Washington — Al-Qaida is out to prove it is still a force, U.S. counterterrorism officials said Friday, suggesting the bombings in Saudi Arabia and terrorist threats in Africa and Asia are part of a coordinated effort to strike lightly defended targets.
At this point, those targets do not appear to include places within the United States, officials said.
Late Friday, four car bombs exploded in the Moroccan city of Casablanca, leaving at least 24 people dead or wounded, Moroccan security officials said. The four sites were near consulates and restaurants in the center of the coastal city, Morocco's economic center.
U.S. officials said the blasts occurred near a synagogue. "No U.S. government facility was targeted," U.S. State Department spokesman Joanne Moore said in Washington.
Attacks on U.S. soil are not out of the question, but the Casablanca attacks are likely to reinforce intelligence reports pointing toward attacks overseas, where al-Qaida operatives are more numerous and security measures less effective.
"We have no credible, specific intelligence information that indicates similar attacks are planned to take place in this country," Department of Homeland Security spokesman Brian Roehrkasse said earlier. "We will not raise the threat level at home at this time."
U.S. and British authorities have warned of threats in East Africa, particularly Kenya, and in southeast Asia, particularly Malaysia. And the group that conducted this week's attack in Riyadh, Saudi Arabia, remains at large and could strike again.
U.S. officials also have received an unconfirmed report that a possible terrorist attack may occur in the western Saudi city of Jiddah.
The State Department said it could not judge the credibility of the threat, but diplomatic families living in Jiddah's Alhamra district were moving out, according to the warning report.
After Monday's attacks, U.S. officials said some intelligence warned of a series of strikes.
While deadly and well-coordinated, the Riyadh strike lacked some of al-Qaida's trademarks -- particularly its usual attempt to hit a well-defended or highly visible target in an attempt to create massive casualties.
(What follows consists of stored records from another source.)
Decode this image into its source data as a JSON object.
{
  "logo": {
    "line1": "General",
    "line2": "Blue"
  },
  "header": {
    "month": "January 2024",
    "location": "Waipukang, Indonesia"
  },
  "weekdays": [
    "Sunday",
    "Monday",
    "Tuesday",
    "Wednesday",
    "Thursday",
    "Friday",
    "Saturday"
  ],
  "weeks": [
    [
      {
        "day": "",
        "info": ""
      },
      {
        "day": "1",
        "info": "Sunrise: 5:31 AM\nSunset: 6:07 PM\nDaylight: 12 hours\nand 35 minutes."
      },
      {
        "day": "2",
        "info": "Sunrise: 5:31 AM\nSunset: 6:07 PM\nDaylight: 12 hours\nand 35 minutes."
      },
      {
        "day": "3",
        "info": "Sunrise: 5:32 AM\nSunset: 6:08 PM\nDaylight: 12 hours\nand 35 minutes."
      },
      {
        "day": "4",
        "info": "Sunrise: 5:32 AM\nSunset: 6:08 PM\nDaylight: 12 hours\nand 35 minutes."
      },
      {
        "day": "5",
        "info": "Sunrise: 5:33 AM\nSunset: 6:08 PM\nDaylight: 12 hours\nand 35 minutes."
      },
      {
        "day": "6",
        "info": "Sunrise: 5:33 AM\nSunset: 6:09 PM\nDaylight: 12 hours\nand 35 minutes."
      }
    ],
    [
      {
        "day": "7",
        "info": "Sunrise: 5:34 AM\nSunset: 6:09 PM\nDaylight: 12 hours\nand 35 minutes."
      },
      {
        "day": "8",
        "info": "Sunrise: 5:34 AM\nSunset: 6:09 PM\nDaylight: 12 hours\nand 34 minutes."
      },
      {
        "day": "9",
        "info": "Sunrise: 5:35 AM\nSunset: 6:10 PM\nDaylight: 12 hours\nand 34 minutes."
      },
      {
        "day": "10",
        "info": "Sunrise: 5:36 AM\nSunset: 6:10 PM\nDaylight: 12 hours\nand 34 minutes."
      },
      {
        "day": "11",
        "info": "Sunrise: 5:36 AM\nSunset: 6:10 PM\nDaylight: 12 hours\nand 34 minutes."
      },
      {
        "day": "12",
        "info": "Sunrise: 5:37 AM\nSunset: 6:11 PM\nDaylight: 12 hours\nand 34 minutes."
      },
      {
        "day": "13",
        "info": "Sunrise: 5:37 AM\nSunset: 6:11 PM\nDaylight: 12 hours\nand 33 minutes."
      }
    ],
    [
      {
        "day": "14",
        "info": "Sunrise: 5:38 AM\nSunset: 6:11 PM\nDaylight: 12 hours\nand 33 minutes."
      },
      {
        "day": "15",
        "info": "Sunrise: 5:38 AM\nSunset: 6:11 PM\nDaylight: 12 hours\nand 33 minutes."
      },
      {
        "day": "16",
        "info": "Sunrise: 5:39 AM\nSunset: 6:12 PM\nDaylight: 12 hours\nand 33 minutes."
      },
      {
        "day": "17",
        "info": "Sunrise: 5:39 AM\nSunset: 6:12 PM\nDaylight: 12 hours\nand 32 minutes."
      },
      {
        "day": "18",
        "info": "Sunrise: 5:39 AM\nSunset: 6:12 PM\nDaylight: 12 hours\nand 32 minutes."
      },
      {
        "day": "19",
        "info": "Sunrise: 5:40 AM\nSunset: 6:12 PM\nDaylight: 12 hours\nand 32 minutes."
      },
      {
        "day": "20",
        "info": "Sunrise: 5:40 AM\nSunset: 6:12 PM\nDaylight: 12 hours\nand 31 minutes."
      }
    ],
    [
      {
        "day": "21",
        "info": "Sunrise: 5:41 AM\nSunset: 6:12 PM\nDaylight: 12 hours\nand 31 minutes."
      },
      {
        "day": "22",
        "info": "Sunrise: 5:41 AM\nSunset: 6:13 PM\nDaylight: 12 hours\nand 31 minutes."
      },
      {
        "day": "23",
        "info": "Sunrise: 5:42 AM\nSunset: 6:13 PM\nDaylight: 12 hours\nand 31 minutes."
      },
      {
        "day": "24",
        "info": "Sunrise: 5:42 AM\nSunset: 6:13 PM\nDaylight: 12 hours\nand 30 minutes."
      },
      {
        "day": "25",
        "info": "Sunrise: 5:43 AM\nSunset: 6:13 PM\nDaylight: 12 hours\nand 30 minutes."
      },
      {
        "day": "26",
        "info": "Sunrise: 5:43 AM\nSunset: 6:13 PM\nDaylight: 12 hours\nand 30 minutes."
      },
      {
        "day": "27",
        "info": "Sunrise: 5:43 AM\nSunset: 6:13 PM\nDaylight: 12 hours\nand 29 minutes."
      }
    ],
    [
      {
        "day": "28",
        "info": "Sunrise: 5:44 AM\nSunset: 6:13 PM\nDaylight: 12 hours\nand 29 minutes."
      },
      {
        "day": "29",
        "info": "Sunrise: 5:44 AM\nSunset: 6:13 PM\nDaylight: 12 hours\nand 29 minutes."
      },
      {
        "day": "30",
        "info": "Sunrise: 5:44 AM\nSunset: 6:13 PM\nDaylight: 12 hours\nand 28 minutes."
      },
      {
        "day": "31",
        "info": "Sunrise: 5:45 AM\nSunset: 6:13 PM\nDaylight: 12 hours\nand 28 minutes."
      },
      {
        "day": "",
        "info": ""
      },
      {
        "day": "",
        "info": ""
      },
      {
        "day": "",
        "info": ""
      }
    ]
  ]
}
This may reflect directives from Osama bin Laden and other senior al-Qaida leaders, thought to be hiding.